Peace Ambassador Project
The Peace Ambassadors project has been a flagship project of the Centre for Peace Studies (CPS). As such, it was first defined by the CPS. It was carried out to promote and support the role of people in peace‐building activities that contribute to living together in dignity and dialogue.
CPS firmly believes that Peacebuilding in the world is not an easy target to achieve through the agreements or negotiation without the contribution of the people. It’s the prime duty of each and every individual. Every Sri Lankan should become Peace Ambassadors to create a peaceful world in collaboration with International community.
The Peace Ambassadors are people from across the world, active in civil society organizations and projects. Participants have been chosen due to their motivation to build a better world where a different peace is possible.
During the project, they learn about peace and human rights, they develop local projects for peace, and they advocate for human rights and dignity. Participants are also committed multipliers involved in an organization or network, institution and/or informal group. They thus act as ambassadors for the values of human rights, peace, and intercultural dialogue, and they will also bring these values to youth work and to youth initiatives in their communities.

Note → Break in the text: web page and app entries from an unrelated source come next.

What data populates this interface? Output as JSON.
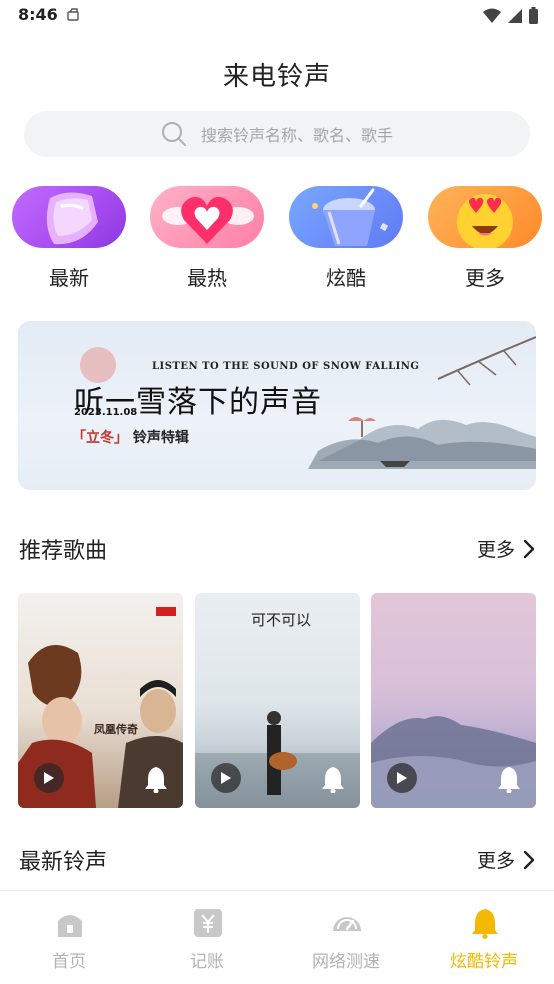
{
  "status_bar": {
    "time": "8:46"
  },
  "page": {
    "title": "来电铃声"
  },
  "search": {
    "placeholder": "搜索铃声名称、歌名、歌手"
  },
  "categories": [
    {
      "label": "最新",
      "icon": "gem-icon"
    },
    {
      "label": "最热",
      "icon": "heart-icon"
    },
    {
      "label": "炫酷",
      "icon": "cup-icon"
    },
    {
      "label": "更多",
      "icon": "heart-eyes-emoji-icon"
    }
  ],
  "banner": {
    "en_title": "LISTEN TO THE SOUND OF SNOW FALLING",
    "cn_title": "听一雪落下的声音",
    "date": "2023.11.08",
    "subtitle_highlight": "「立冬」",
    "subtitle_rest": "铃声特辑"
  },
  "recommended": {
    "title": "推荐歌曲",
    "more_label": "更多",
    "albums": [
      {
        "cover_text": "凤凰传奇",
        "icon_play": "play-icon",
        "icon_bell": "bell-icon"
      },
      {
        "cover_text": "可不可以",
        "icon_play": "play-icon",
        "icon_bell": "bell-icon"
      },
      {
        "icon_play": "play-icon",
        "icon_bell": "bell-icon"
      }
    ]
  },
  "latest": {
    "title": "最新铃声",
    "more_label": "更多"
  },
  "tabs": [
    {
      "label": "首页",
      "icon": "home-icon",
      "active": false
    },
    {
      "label": "记账",
      "icon": "yen-icon",
      "active": false
    },
    {
      "label": "网络测速",
      "icon": "speedometer-icon",
      "active": false
    },
    {
      "label": "炫酷铃声",
      "icon": "bell-icon",
      "active": true
    }
  ],
  "colors": {
    "accent": "#f5b800",
    "inactive_tab": "#b3b3b3",
    "search_bg": "#f2f3f5"
  }
}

The conflict situations addressed by the participants are those where communities are experiencing or recovering from armed conflict, frozen conflicts, racism and aggressive nationalism and hate speech. Discrimination and human rights violations experienced by communities or young migrants and internally displaced people are also covered by the project.

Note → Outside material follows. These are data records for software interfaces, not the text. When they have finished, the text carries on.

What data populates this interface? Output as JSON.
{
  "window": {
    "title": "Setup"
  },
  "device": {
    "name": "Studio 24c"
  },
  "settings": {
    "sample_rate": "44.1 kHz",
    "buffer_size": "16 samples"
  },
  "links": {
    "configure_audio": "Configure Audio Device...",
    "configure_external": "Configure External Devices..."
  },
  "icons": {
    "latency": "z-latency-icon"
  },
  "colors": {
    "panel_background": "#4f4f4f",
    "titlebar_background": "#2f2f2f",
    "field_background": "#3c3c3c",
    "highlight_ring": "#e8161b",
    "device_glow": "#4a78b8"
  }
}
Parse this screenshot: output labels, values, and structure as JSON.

With such a wealth of wisdom and commitment to peace represented in this room today, we are well placed to raise the bar in our peace endeavors, and to imagine better ways to achieve deeper, lasting peace. We are also well placed to infuse our lessons learned into the global multilateral arena. After all, the tectonic plates of geopolitical power are shifting, and many say the shift is back to Asia. An Asian 21st century is a wonderful prospect indeed, but only if it makes for a better century than the ones that preceded it. And, I personally believe, that a better Asian Century can only be realized if Asian countries infuse their domestic, regional and global interactions with the values of peace, fairness and human dignity.
Wouldn’t it be marvelous if the Asian 21st Century came to be known as the century of deep and lasting global peace! There is no good reason why this cannot be. All the resources for a peaceful Asian 21st Century are at our disposal. The only real obstacle is our old and narrow habits of thinking and response. In closing, let us all resolve to be better students in the school of peace, so that our homes and neighborhoods, our countries, and our 21st century can radiate peace.